Mia is a journalist and editor with a background in covering commercial property, having been market reports and supplements editor at trade title Property Week and deputy editor of Shopping Centre magazine, now known as Retail Destination. She has also undertaken freelance work for several publications including the preview magazine of international trade show, MAPIC, and TES Global (formerly the Times Educational Supplement) and has produced a white paper on energy efficiency in business for E.ON. Between 2014 and 2016, she was a member of the Revo Customer Experience Committee and an ACE Awards judge. Mia graduated from Kingston University with a first-class degree in journalism and was part of the team that produced The River newspaper, which won Publication of the Year at the Guardian Student Media Awards in 2010.


  1. Michelle Cooper says:

    OPM and GSA do not need to merge. Each agency should be conducting self evaluations and funding reductions. Excessive budgetary increases for the last three years has been counterproductive to reducing the overall Federal Government budget. In addition, there has been no current discussions as to how the U.S. plans to untie the hands of China off the neck of the United States “Economical Chicken”. Shame on us to fall down financially before China and never provide “one cluck” about the matter.
    In addition these agencies and their functions are uniquely different and have no business consolidating to remove key functions and control key functions.
    Collective Bargaining is critical to maintaining a balance between employees rights and the restrictions to abuse by the Power. Collective Bargaining over the years has evolved to a better entity. However, freedom of choice on whether employees want to join a union and be charged must not be allowed.
    There is absolutely no reason why the two can not continue to be separate and fine tune their weakness i.e. sending employees to Las Vegas and completing illegal actions (GSA) and OPM increase security to block hackers from stealing 100s of thousands of employees’ PII and SPII. There’s more, but this is enough to open the eyes of the blind and for the energy of the weak to be stirred up.

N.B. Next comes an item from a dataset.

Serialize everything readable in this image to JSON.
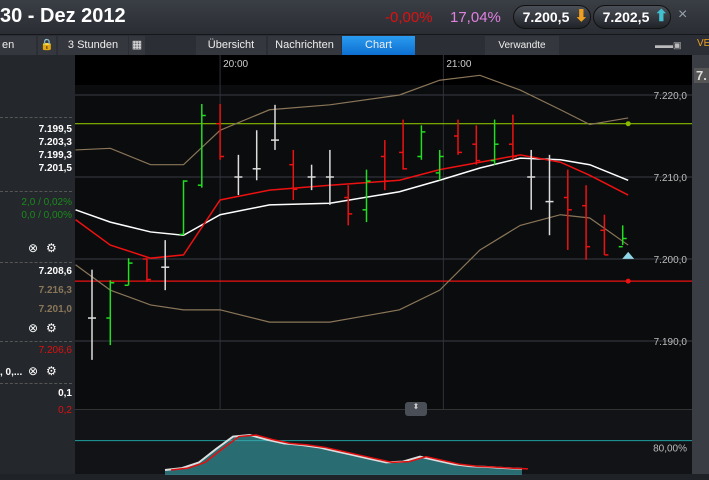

    The best for the US can always be accomplished. It’s in our DNA that our forefathers left behind… Why don’t you see it ??
    Reach out and touch an agency’s hand and make it a better place, if you can.

  2. Michelle Cooper says:

    I made a Typo below in the last sentence. The correction is below on previous comment.

    Collective Bargaining is critical to maintaining a balance between employees rights and the restrictions to abuse by the Power.
    Collective Bargaining over the years has evolved to a better entity. However, freedom of choice on whether employees want to join a union and be charged must not be allowed. (Typo ; error)

    Must be allowed is what I intended to say.

    The previous paragraph should have closed with….. However, freedom of choice on whether employees want to join a union or not and be charged must be allowed…..Not everyone wants to be a part of a union and some appreciate a union and celebrate it’s usefulness. Just Do the Right thing is the best policy.

Leave a Reply

Your email address will not be published. Required fields are marked *